I went to the jungle Friday.

I had no idea of what was going on when I walked into the A’s clubhouse shortly after it opened at 3:30 p.m. ET and heard multiple players yelling “I went to the jungle!’’

The phrase was new to me in a baseball sense, well in most any sense, really, so I asked the nearest player I could find, infielder Nick Punto, what was going on.

He said he wouldn’t let me write about it unless I did it. That’s a challenge writers can get from the players in a baseball clubhouse from time to time. I pursued it.

It seems that on Wednesday in New York, leadoff man Coco Crisp brought a small vial of hot sauce. A few of the players rubbed some on their gums before the A’s-Mets game. Second baseman Eric Sogard was one of the first, and when some of the stragglers came over to join in, Sogard coined a phrase.

“I told them, `Welcome to the jungle.’ ’’ Sogard said.

It caught on. Immediately the practice became “Going to the jungle.’’

The A’s then went out and scored six runs in the first two innings. In baseball, everything that happens has a certain level of causality, so the hot sauce was back Friday.

The challenge, Punto said, was to put a dollop on the tip of my index finger, then rub it over my gums.

Me, I’m just dumb enough to do that.
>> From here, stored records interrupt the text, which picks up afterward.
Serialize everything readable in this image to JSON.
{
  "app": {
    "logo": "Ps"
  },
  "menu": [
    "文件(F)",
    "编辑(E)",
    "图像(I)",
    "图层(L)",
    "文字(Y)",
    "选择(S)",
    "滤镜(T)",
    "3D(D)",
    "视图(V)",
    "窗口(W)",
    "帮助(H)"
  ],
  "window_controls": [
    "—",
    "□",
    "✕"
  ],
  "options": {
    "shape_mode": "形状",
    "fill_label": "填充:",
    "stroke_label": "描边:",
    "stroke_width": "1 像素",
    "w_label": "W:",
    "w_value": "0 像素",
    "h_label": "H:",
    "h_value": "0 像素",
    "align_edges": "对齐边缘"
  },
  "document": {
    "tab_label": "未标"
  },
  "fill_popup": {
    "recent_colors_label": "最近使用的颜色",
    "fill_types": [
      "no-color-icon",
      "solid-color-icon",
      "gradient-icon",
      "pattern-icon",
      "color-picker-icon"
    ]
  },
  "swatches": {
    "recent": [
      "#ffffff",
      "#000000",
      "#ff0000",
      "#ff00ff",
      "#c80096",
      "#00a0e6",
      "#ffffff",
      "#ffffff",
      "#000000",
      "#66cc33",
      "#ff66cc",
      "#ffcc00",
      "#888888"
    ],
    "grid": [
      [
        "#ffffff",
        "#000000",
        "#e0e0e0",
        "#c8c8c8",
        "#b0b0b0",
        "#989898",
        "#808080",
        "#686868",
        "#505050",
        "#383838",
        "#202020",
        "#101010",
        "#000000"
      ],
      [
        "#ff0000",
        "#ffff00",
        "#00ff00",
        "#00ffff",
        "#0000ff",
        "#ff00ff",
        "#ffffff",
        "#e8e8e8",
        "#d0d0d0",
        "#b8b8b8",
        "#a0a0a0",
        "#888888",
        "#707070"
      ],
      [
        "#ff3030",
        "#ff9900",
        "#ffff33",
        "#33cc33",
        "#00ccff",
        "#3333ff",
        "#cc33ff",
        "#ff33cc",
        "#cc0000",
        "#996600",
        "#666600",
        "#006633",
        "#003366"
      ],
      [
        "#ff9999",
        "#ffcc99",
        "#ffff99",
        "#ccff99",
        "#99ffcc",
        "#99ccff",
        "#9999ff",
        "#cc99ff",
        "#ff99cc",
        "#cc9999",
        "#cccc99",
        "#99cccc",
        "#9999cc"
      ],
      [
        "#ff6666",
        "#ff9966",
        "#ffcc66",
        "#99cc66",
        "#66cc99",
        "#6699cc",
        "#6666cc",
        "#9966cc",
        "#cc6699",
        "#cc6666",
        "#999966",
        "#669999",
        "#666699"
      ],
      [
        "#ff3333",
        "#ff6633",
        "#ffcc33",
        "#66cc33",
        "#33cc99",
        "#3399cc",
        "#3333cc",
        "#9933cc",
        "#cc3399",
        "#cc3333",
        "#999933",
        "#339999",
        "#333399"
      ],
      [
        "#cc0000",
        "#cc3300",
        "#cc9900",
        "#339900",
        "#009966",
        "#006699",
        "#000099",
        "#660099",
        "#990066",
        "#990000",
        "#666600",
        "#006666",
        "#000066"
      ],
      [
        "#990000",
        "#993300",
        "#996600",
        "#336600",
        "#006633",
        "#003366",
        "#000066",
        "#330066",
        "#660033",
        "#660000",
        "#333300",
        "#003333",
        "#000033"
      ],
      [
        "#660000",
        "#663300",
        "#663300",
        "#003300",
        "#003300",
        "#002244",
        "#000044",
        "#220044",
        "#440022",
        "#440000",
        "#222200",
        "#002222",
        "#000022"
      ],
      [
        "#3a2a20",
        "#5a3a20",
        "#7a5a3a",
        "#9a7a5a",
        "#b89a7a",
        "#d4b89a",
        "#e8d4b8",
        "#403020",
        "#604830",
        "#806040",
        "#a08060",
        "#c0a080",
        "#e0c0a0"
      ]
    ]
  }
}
Punto said later he didn’t think I would. He was wrong.

Let me say here and now that there was some pain involved. Not an unbearable amount, but it’s safe to say the practice isn’t for everyone.

Crisp wasn’t around to see me do it, but word got out quickly. A fist-bump ensued.

He explained that he has three small bottles of intense hot sauce. This was the mild one. It registers, he said at 300,000 on the Scoville Chile Flame Scale. Your average Jalapeno comes in at about 2,500-5000. A sweet bell pepper goes at 0-100. So 300,000 is way, way over what most people are used to. These intense sauces are mostly used in small amounts to

Crisp’s other two are Scoville listed at 5 million and 9 million.

I don’t think I’ll be trying those.